» **What you have to do**: Please print each record below exactly as it is written.
#### Supplied entries ####
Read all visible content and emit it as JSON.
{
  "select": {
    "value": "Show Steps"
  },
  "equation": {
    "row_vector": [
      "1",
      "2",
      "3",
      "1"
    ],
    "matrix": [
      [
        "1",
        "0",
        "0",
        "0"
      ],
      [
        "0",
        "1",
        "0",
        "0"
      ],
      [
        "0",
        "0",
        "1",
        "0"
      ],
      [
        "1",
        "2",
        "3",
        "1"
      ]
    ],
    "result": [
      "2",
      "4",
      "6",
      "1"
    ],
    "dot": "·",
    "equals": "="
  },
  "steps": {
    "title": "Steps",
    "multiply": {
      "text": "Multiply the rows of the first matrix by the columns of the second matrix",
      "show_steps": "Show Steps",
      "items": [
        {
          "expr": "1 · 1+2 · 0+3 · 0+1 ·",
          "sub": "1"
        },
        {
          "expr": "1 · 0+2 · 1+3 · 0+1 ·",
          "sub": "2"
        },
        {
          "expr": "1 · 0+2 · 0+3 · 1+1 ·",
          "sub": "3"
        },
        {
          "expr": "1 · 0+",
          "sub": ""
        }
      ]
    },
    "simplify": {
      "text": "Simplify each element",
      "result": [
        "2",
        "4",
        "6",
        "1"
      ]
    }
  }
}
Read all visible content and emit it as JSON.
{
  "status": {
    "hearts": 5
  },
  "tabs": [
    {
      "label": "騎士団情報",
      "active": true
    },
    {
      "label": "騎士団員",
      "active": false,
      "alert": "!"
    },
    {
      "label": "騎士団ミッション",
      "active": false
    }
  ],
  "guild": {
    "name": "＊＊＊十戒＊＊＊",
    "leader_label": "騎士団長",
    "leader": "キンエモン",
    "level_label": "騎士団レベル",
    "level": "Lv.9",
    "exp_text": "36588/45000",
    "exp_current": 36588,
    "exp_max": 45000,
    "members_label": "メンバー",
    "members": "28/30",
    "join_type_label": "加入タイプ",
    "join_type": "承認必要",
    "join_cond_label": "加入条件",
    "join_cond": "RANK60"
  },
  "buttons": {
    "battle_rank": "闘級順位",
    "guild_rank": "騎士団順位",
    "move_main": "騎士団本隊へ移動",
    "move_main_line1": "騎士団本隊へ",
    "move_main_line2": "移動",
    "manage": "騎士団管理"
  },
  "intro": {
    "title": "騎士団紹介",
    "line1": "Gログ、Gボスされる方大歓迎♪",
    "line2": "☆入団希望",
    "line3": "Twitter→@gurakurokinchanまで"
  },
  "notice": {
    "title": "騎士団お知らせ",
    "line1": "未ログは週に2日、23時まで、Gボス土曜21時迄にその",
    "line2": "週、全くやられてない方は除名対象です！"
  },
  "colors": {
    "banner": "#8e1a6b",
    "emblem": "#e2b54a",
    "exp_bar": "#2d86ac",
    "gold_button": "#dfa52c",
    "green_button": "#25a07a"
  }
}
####
» **Problem solution**:
Read all visible content and emit it as JSON.
{
  "select": {
    "value": "Show Steps"
  },
  "equation": {
    "row_vector": [
      "1",
      "2",
      "3",
      "1"
    ],
    "matrix": [
      [
        "1",
        "0",
        "0",
        "0"
      ],
      [
        "0",
        "1",
        "0",
        "0"
      ],
      [
        "0",
        "0",
        "1",
        "0"
      ],
      [
        "1",
        "2",
        "3",
        "1"
      ]
    ],
    "result": [
      "2",
      "4",
      "6",
      "1"
    ],
    "dot": "·",
    "equals": "="
  },
  "steps": {
    "title": "Steps",
    "multiply": {
      "text": "Multiply the rows of the first matrix by the columns of the second matrix",
      "show_steps": "Show Steps",
      "items": [
        {
          "expr": "1 · 1+2 · 0+3 · 0+1 ·",
          "sub": "1"
        },
        {
          "expr": "1 · 0+2 · 1+3 · 0+1 ·",
          "sub": "2"
        },
        {
          "expr": "1 · 0+2 · 0+3 · 1+1 ·",
          "sub": "3"
        },
        {
          "expr": "1 · 0+",
          "sub": ""
        }
      ]
    },
    "simplify": {
      "text": "Simplify each element",
      "result": [
        "2",
        "4",
        "6",
        "1"
      ]
    }
  }
}
Read all visible content and emit it as JSON.
{
  "status": {
    "hearts": 5
  },
  "tabs": [
    {
      "label": "騎士団情報",
      "active": true
    },
    {
      "label": "騎士団員",
      "active": false,
      "alert": "!"
    },
    {
      "label": "騎士団ミッション",
      "active": false
    }
  ],
  "guild": {
    "name": "＊＊＊十戒＊＊＊",
    "leader_label": "騎士団長",
    "leader": "キンエモン",
    "level_label": "騎士団レベル",
    "level": "Lv.9",
    "exp_text": "36588/45000",
    "exp_current": 36588,
    "exp_max": 45000,
    "members_label": "メンバー",
    "members": "28/30",
    "join_type_label": "加入タイプ",
    "join_type": "承認必要",
    "join_cond_label": "加入条件",
    "join_cond": "RANK60"
  },
  "buttons": {
    "battle_rank": "闘級順位",
    "guild_rank": "騎士団順位",
    "move_main": "騎士団本隊へ移動",
    "move_main_line1": "騎士団本隊へ",
    "move_main_line2": "移動",
    "manage": "騎士団管理"
  },
  "intro": {
    "title": "騎士団紹介",
    "line1": "Gログ、Gボスされる方大歓迎♪",
    "line2": "☆入団希望",
    "line3": "Twitter→@gurakurokinchanまで"
  },
  "notice": {
    "title": "騎士団お知らせ",
    "line1": "未ログは週に2日、23時まで、Gボス土曜21時迄にその",
    "line2": "週、全くやられてない方は除名対象です！"
  },
  "colors": {
    "banner": "#8e1a6b",
    "emblem": "#e2b54a",
    "exp_bar": "#2d86ac",
    "gold_button": "#dfa52c",
    "green_button": "#25a07a"
  }
}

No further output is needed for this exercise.